INPUT DATA:
◆ ◆ ◆

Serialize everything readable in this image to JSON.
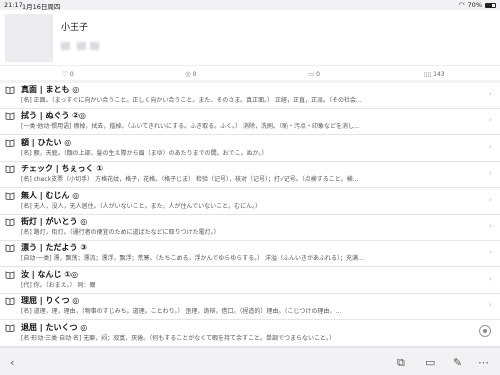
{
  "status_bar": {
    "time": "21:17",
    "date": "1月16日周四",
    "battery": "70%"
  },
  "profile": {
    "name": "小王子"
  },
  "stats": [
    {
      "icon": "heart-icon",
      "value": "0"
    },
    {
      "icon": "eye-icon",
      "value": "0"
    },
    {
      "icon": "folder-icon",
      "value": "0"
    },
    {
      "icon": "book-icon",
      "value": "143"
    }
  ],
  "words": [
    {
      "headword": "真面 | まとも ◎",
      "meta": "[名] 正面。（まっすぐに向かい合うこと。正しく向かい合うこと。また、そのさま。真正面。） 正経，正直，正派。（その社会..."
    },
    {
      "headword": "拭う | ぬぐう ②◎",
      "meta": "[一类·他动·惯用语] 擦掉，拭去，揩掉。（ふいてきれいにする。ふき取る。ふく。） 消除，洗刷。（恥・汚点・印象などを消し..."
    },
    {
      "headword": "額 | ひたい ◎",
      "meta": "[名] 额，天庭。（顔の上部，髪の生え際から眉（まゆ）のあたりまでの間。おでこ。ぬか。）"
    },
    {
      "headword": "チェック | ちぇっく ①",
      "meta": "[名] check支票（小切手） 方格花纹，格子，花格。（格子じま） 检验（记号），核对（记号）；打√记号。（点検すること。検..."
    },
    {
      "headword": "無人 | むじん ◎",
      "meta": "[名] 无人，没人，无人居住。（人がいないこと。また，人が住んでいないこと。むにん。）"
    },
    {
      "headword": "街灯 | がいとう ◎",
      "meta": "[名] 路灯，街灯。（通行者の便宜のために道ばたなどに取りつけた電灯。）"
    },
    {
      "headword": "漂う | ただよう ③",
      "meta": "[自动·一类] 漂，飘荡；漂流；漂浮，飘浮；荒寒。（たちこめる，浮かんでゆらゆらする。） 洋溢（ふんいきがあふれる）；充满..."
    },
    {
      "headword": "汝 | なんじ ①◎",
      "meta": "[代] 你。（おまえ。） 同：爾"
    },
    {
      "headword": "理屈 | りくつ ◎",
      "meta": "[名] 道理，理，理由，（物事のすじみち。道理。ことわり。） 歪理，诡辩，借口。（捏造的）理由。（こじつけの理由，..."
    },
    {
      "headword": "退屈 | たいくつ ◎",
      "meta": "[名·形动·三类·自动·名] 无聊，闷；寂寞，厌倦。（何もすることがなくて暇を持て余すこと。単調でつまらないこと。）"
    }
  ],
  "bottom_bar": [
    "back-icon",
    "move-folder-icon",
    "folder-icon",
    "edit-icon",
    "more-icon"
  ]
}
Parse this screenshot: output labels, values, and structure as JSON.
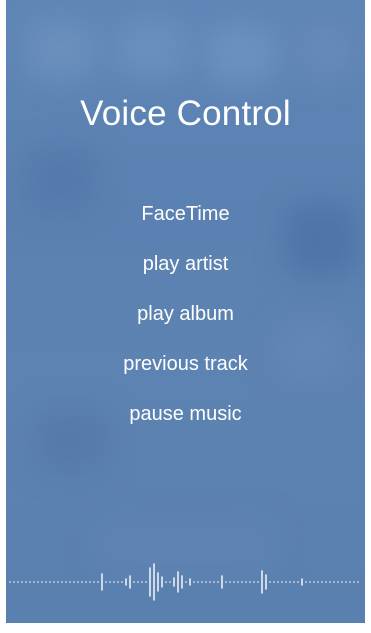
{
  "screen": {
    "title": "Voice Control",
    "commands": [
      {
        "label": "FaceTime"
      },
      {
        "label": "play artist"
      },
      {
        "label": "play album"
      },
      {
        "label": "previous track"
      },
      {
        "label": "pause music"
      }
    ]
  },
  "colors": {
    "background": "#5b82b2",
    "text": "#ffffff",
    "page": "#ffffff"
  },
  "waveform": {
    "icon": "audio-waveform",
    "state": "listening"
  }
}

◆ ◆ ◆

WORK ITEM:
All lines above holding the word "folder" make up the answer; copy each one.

FINISHED TASK:
      "icon": "folder-icon",
    "move-folder-icon",
    "folder-icon",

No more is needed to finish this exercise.